▸ Description of the task
Using the data below, copy out all lines with the word "text".

▸ Entries supplied

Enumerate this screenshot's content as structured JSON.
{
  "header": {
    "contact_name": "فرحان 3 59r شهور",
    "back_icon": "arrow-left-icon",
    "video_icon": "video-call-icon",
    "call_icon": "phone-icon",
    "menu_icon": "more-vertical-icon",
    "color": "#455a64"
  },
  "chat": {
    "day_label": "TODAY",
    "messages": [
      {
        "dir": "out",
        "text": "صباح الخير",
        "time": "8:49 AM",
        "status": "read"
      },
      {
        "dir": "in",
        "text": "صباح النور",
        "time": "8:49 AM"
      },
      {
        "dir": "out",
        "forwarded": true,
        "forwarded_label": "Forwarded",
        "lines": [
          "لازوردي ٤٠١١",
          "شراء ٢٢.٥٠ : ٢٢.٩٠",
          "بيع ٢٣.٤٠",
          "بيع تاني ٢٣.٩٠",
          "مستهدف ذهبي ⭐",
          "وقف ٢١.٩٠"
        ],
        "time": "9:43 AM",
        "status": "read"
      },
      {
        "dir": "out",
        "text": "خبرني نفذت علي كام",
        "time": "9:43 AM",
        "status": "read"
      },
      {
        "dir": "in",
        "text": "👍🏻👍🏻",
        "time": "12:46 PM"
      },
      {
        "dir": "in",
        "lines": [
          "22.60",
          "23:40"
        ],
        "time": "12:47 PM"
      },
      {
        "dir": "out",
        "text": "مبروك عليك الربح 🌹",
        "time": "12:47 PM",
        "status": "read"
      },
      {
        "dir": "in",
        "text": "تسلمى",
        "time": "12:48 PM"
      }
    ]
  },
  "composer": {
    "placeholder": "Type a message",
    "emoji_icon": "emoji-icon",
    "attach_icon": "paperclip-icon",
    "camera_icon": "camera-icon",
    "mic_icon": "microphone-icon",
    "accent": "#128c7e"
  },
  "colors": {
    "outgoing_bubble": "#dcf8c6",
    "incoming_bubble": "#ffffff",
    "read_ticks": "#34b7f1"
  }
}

▸ Solution below
        "text": "صباح الخير",
        "text": "صباح النور",
        "text": "خبرني نفذت علي كام",
        "text": "👍🏻👍🏻",
        "text": "مبروك عليك الربح 🌹",
        "text": "تسلمى",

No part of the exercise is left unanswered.